The fort was destroyed by Montcalm. Fort George was erected as a substitute for it, on a more commanding site, but was never the scene of any important action. Burgoyne deposited most of his stores here in 1777.
Many interesting incidents also occurred during the French war, along the shores of the Horicon lake. At Sabbath-uay Point, in 1756, a party of Provincial troops defeated a force of French and Indians, who attacked them. Here, too, Lord Amherst, with his army, stopped on a Sabbath morning for refreshment.
Rogers' Rock, is noted as the place where that bold and fearless partizan eluded the pursuit of the Indians, and gave them the impression that he had escaped down the face of the precipice.
The name of Pierson's Island, marks the spot where English prisoners were confined during the French war. Howe's Point, the spot where that brave and much lamented young nobleman landed, immediately previous to the battle of Ticonderoga, in which he was slain.
The first settlement in the county was made about 1770, at Luzerne and Queensburgh. Johnsburgh was settled in 1790.
The Jessup patent, in the southern part of the county, com
prised 40,000 acres of land. It was granted in 1774, to a large company. The town of Caldwell was founded by Mr. James Caldwell, a large landed proprietor. În most parts of the county the population is sparse.
VILLAGES. CALDWELL, the shire town of the county, is delightfully situated on the southern extremity of Lake George. It abounds with interesting associations connected with the early history of this county. Population 300.
Bloody Pond, a short distance southeast of the village, commemorates by its name the bloody conflict of September 6th, 1755. The bodies of nearly 1000 of the slain, mostly Frenchmen, were thrown into it.
Glen's Falls, located on the north bank of the Hudson, in the town of Queensburgh, was incorporated in 1839. It is largely engaged in the manufacture of marble, lime, and lumber. The marble is found on both sides of the river, and is highly prized for the beauty of its color, (black) and its freedom from flaws. The falls at this place have a total descent of fifty feet, affording great hydraulic power, and presenting a picturesque and beautiful landscape. A bridge 600 feet in length crosses the river just above the falls. The navigable feeder of the Champlain canal passes through the village. Here is an incorporated academy, and a female seminary. Population 2500.

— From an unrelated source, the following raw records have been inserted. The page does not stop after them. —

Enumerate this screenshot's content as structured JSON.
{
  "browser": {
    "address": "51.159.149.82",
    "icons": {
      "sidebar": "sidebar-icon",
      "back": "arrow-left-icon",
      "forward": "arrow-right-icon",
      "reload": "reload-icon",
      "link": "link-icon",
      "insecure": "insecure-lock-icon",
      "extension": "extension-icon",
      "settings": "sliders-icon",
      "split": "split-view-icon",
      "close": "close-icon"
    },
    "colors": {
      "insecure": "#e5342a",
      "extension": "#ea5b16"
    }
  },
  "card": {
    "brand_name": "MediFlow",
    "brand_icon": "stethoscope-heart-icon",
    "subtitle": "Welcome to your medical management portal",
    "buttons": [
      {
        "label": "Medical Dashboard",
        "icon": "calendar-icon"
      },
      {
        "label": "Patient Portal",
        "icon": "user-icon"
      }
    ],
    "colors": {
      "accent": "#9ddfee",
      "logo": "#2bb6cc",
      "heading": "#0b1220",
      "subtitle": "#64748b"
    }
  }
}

Chester, in the town of the same name, is a pleasant village, situated in the midst of a fertile country. The "Slone Bridge" in the northern part of the town of Chester, is a great natural curiosity. The stream which it crosses, enters the county from Essex, about thirty rods above the bridge, where it falls over a rocky precipice into a natural basin; thence, turning to the east, it divides into two branches; the northern passing under an arch of granite forty feet high and about eighty feet chord, diminishing in size as the stream descends ; this branch may be followed 156 feet from the entrance; the southern and larger branch forces its way through the rock, by a passage which is explored with great difficulty, being at times narrow and confined, and at others opening into caverns of great depth, and thirty or forty feet in diameter. At the distance of 247 feet from the entrance, the two streams, having united during their subterranean passage, again make their appearance, beneath a precipice fiftyfour feet high, which terminates the bridge. The arch on this side is five feet high and ten wide.